===== Supplied material =====
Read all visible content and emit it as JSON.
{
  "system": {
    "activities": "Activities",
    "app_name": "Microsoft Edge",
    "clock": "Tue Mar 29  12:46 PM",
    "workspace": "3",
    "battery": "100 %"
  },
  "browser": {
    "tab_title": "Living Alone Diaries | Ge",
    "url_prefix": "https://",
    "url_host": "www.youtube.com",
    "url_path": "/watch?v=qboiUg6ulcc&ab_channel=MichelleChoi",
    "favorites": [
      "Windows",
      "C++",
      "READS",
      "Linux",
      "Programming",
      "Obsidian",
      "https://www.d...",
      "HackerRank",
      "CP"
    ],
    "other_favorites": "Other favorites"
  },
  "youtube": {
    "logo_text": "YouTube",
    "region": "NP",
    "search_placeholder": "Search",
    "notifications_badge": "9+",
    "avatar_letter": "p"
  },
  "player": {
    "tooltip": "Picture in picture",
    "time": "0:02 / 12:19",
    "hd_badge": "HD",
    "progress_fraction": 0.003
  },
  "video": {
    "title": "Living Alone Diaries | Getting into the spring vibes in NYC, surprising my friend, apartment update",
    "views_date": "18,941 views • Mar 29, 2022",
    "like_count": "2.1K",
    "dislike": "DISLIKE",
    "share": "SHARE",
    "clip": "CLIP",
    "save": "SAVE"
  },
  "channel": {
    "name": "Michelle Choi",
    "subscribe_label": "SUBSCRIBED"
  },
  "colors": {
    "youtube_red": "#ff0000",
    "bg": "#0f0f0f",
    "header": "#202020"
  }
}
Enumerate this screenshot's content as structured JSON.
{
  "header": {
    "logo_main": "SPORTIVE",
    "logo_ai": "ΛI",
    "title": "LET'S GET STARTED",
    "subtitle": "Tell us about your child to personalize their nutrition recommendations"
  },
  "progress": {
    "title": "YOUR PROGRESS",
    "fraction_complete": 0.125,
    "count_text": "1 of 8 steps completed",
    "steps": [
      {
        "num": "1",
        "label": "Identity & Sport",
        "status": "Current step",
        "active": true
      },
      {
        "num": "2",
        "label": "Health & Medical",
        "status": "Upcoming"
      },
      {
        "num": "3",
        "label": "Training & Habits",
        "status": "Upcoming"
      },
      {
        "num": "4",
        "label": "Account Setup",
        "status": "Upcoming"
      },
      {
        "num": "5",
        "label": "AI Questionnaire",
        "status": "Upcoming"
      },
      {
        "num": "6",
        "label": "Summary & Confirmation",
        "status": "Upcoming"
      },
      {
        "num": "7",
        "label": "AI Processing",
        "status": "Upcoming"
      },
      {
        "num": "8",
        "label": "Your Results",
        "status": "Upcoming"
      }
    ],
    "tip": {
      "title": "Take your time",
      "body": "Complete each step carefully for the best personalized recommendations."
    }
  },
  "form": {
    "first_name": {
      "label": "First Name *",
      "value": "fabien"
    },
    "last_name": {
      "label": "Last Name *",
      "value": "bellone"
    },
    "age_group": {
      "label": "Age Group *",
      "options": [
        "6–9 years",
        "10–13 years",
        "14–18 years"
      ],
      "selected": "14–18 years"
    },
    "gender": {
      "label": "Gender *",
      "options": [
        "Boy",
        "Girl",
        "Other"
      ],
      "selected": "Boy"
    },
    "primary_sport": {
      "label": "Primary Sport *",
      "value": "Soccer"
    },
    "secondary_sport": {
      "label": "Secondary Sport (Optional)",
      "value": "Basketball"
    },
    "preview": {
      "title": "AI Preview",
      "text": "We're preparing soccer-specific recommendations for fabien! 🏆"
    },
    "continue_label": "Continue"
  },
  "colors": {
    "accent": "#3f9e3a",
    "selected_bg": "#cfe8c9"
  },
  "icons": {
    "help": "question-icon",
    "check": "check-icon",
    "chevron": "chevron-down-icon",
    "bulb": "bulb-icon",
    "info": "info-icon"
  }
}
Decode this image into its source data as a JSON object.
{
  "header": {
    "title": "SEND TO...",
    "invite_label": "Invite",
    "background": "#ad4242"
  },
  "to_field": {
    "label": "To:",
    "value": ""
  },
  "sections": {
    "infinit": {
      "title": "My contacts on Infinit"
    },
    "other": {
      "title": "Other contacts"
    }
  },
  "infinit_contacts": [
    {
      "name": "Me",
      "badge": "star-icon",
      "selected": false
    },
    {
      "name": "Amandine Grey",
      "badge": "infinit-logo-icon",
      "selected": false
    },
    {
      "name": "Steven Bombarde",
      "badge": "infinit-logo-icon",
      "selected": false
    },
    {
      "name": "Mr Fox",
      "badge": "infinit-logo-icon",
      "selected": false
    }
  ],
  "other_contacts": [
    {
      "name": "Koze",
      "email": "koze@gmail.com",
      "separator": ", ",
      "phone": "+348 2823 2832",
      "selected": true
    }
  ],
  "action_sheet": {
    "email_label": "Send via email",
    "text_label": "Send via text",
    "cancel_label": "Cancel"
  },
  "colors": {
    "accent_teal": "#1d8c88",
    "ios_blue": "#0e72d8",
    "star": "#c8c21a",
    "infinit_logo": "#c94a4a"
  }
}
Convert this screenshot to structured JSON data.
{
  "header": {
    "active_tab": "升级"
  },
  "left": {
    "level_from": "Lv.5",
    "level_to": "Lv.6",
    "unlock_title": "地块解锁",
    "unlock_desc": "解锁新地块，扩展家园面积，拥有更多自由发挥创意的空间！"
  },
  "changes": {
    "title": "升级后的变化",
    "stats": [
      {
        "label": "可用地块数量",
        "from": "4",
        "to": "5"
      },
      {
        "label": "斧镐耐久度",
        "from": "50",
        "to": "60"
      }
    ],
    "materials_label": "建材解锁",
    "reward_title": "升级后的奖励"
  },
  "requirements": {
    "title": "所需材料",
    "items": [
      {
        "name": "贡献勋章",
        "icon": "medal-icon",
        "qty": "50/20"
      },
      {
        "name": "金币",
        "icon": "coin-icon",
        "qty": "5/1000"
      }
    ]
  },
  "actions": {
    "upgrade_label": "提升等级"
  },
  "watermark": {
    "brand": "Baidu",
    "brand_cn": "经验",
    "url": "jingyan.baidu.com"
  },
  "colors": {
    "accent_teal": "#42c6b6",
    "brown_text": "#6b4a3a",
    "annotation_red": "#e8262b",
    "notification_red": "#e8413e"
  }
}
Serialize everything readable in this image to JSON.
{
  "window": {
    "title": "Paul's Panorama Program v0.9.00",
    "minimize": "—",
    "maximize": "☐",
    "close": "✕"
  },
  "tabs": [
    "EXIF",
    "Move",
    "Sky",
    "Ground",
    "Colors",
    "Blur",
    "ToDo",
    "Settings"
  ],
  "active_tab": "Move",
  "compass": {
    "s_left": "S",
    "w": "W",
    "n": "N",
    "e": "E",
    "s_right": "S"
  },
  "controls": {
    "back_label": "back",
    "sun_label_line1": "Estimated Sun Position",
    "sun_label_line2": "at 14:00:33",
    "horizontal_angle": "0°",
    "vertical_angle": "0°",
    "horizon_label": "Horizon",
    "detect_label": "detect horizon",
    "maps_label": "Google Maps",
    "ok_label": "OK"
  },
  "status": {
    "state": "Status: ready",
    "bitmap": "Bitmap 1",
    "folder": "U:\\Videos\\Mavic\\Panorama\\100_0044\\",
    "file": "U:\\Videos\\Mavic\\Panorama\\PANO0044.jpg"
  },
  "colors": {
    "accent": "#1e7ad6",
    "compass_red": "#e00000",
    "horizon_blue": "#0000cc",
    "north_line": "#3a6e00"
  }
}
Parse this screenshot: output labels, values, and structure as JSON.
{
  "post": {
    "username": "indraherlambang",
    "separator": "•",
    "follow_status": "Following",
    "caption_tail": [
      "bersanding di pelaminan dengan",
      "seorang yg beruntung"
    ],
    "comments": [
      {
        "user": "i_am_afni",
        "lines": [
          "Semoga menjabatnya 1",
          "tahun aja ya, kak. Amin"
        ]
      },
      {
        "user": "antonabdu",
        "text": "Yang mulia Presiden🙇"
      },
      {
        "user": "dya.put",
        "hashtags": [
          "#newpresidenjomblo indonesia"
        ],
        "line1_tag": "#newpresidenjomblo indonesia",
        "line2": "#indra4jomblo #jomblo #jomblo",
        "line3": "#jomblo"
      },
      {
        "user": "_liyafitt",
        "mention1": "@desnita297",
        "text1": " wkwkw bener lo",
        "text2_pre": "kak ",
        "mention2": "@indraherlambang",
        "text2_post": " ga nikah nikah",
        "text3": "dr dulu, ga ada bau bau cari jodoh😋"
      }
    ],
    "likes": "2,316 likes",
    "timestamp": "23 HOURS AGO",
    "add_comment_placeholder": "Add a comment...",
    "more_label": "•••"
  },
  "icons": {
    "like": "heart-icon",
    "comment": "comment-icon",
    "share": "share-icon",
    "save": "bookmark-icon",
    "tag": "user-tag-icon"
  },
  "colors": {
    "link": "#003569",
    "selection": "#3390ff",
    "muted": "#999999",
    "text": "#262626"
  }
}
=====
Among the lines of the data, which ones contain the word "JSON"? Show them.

Read all visible content and emit it as JSON.
Enumerate this screenshot's content as structured JSON.
Decode this image into its source data as a JSON object.
Convert this screenshot to structured JSON data.
Serialize everything readable in this image to JSON.
Parse this screenshot: output labels, values, and structure as JSON.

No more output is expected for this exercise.